- Action item: Could you copy out all of the records below exactly, leaving out every picture?

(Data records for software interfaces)
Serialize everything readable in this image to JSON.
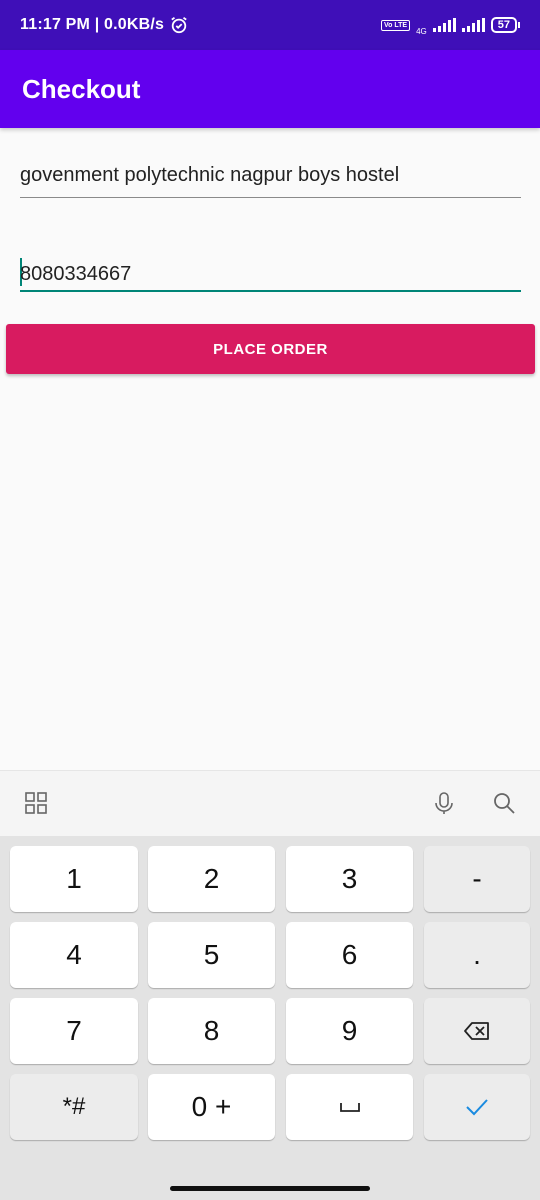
{
  "status_bar": {
    "time_speed": "11:17 PM | 0.0KB/s",
    "volte": "Vo LTE",
    "network": "4G",
    "battery": "57"
  },
  "app_bar": {
    "title": "Checkout"
  },
  "form": {
    "address_value": "govenment polytechnic nagpur boys hostel",
    "phone_value": "8080334667",
    "place_order_label": "PLACE ORDER"
  },
  "keyboard": {
    "keys": {
      "k1": "1",
      "k2": "2",
      "k3": "3",
      "dash": "-",
      "k4": "4",
      "k5": "5",
      "k6": "6",
      "dot": ".",
      "k7": "7",
      "k8": "8",
      "k9": "9",
      "star_hash": "*#",
      "zero_plus": "0 +"
    },
    "icons": {
      "grid": "grid-icon",
      "mic": "microphone-icon",
      "search": "search-icon",
      "backspace": "backspace-icon",
      "space": "space-icon",
      "done": "checkmark-icon"
    }
  }
}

- Reply:
Serialize everything readable in this image to JSON.
{
  "status_bar": {
    "time_speed": "11:17 PM | 0.0KB/s",
    "volte": "Vo LTE",
    "network": "4G",
    "battery": "57"
  },
  "app_bar": {
    "title": "Checkout"
  },
  "form": {
    "address_value": "govenment polytechnic nagpur boys hostel",
    "phone_value": "8080334667",
    "place_order_label": "PLACE ORDER"
  },
  "keyboard": {
    "keys": {
      "k1": "1",
      "k2": "2",
      "k3": "3",
      "dash": "-",
      "k4": "4",
      "k5": "5",
      "k6": "6",
      "dot": ".",
      "k7": "7",
      "k8": "8",
      "k9": "9",
      "star_hash": "*#",
      "zero_plus": "0 +"
    },
    "icons": {
      "grid": "grid-icon",
      "mic": "microphone-icon",
      "search": "search-icon",
      "backspace": "backspace-icon",
      "space": "space-icon",
      "done": "checkmark-icon"
    }
  }
}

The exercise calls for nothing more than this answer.